Houston = urban personification of the Texas spirit, happy #1 boomtown, 18 best city in America reasons, and more
Continuing with clearing the small items backlog, and I'm traveling over the next week, so this post will cover two weeks:
"To them, Texas meant opportunity, possibility, openness, freedom... "frontier spirit"
The frontier itself may be a thing of the past, but most of the qualities that we think of as quintessentially Texan are derived from the frontier experience—individuality, frankness, boldness, optimism, self-reliance, aversion to pretense, a kind of rustic humor, small-town communitarianism writ large, and the egalitarian ethos of a place unburdened by a centuries-old pecking order."
"An article in the Financial Times points out that about $10 trillion worth of wealth in the United States is phony, created by restrictive land-use laws that have pushed up the price of housing.
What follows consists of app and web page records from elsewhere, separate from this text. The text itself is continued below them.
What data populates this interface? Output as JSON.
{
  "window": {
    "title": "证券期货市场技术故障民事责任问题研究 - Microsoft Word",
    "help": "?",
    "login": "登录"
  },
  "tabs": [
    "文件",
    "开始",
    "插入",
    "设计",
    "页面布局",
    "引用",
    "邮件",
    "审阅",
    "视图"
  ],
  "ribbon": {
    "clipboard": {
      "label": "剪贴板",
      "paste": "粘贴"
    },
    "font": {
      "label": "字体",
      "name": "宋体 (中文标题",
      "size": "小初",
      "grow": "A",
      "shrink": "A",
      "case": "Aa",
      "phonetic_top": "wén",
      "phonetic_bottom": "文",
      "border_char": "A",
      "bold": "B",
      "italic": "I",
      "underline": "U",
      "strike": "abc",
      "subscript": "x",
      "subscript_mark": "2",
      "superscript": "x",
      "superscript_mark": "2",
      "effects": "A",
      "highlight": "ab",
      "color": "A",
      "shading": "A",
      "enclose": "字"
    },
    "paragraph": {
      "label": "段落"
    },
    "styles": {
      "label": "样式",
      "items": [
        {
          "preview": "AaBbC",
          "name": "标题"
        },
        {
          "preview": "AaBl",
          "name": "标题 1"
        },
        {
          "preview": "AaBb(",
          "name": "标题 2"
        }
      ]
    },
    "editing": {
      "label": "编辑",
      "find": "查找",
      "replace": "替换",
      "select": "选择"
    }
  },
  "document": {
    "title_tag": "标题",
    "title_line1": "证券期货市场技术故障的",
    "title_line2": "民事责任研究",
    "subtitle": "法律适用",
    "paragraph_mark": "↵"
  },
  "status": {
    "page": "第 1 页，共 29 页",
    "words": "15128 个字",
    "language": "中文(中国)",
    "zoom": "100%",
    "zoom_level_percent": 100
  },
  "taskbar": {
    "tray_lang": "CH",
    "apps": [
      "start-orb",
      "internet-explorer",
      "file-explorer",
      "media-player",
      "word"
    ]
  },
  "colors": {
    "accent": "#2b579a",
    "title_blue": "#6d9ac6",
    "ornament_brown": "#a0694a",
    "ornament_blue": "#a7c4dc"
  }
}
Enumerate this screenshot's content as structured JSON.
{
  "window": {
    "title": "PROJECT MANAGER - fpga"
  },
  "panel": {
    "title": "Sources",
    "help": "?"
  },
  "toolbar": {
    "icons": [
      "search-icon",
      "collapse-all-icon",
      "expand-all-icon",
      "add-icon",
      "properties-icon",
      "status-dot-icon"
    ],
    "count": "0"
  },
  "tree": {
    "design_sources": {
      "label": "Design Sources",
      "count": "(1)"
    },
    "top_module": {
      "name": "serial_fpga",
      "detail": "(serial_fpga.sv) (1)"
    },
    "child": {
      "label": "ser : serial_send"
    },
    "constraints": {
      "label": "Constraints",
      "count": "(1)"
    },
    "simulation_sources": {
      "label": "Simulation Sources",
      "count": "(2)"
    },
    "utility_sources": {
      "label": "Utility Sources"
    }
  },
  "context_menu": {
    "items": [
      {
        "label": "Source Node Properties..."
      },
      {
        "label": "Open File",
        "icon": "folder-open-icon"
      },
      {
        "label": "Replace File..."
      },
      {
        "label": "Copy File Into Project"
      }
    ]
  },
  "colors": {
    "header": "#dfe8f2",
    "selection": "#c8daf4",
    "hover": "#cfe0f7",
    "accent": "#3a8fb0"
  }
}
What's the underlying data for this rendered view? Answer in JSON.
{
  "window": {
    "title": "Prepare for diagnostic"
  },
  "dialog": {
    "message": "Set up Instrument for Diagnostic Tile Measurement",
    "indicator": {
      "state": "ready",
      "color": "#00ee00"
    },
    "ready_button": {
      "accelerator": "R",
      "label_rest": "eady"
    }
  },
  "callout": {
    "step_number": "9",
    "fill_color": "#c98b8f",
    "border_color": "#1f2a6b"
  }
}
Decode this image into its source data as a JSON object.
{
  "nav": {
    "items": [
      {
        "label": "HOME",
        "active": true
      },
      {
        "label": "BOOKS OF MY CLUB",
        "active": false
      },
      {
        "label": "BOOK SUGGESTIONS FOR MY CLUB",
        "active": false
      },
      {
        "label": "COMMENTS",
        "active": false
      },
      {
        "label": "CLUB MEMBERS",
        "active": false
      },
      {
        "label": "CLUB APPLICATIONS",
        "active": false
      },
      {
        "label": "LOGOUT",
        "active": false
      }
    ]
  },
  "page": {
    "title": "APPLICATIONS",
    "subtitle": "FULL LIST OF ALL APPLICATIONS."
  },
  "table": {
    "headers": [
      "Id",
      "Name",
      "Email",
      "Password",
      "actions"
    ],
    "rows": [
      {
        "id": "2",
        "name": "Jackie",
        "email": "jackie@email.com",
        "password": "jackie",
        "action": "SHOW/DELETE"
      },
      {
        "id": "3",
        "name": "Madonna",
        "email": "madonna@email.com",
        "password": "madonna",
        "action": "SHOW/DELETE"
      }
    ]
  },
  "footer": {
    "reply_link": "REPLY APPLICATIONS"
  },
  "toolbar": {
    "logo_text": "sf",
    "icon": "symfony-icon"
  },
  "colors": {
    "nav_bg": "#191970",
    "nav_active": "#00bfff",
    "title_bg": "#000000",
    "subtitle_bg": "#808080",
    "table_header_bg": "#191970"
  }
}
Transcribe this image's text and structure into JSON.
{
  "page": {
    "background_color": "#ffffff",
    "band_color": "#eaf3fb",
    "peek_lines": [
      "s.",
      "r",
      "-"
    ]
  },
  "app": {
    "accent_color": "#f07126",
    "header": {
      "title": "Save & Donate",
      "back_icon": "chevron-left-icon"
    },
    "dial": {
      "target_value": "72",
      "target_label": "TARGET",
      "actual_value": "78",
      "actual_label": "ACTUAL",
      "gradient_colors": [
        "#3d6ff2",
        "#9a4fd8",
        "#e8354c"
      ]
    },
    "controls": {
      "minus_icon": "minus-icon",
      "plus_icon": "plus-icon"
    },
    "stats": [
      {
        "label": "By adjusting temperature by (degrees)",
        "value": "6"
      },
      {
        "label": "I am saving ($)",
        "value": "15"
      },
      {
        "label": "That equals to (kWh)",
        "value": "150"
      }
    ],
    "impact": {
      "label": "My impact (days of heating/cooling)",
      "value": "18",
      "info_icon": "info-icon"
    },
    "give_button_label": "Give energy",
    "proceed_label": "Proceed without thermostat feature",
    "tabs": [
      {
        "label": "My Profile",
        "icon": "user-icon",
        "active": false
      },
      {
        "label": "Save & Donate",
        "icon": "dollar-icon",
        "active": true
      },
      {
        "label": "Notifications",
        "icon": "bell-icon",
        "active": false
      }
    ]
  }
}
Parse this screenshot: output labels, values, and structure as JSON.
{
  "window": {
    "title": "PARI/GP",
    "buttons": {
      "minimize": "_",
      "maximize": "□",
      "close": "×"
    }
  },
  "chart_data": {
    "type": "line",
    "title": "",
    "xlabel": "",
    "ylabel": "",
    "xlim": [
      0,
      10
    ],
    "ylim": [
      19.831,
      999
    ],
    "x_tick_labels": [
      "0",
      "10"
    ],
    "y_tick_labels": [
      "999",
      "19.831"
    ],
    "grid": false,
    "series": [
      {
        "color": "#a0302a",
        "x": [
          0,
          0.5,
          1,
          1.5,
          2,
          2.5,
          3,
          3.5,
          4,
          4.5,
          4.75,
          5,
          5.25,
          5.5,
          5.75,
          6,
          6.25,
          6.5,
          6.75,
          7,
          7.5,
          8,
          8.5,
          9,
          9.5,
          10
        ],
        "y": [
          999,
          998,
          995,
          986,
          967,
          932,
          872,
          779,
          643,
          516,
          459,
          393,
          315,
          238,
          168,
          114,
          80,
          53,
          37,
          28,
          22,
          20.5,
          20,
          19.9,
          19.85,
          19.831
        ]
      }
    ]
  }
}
First, these planning laws contribute to income inequality by making people who already own homes richer while making those who don’t poorer.
Thanks to planning restrictions, the average size of home in Britain today is not only less than half the size of an American home, it is far smaller than the average before passage of the Town and Country Planning Act of 1947. This is the law that so many planners want to emulate in America.
Those who want to reduce income inequality by taxing the rich, concludes Harding, should take another tack. “If we want to make society fairer and more equal, just let people build.”
"The second article takes a very different tack, "How Cars, Not Subways, Will Make Us Richer." Written by Scott Beyer for the Daily Beast (June 4th), it begins with the 2011 study from Brookings finding that in America's hundred largest metro areas, only 22% of low- and middle-skill jobs are accessible via transit in less than 90 minutes (which is more than three times the duration of the average auto commute, BTW). It then summarizes a report from the Urban Institute led by Rolf Pendall, which found that transit access has little effect on people's economic success. By contrast, the study team found that low-income people with automobile access were twice as likely as transit users to find jobs and four times as likely to keep them. Beyer suggests that planners need to give greater attention to ways of increasing auto access for lower-income people who are not well-served by transit systems. The report is "Driving to Opportunity," released by the Urban Institute in March 2014, written by a team of people from Urban Institute, the National Center for Smart Growth (at University of Maryland), and the Institute of Transportation Studies at UCLA."
And wrapping up with a little fun: an absolutely crazy video of a massive intersection in Ethiopia with no controls of any kind
. Just chaos, but it does seem to flow! Hat tip to Jay.
Labels: affordability, census, economy, growth, home affordability, identity, land-use regulation, Metro, mobility strategies, rankings, transit, zoning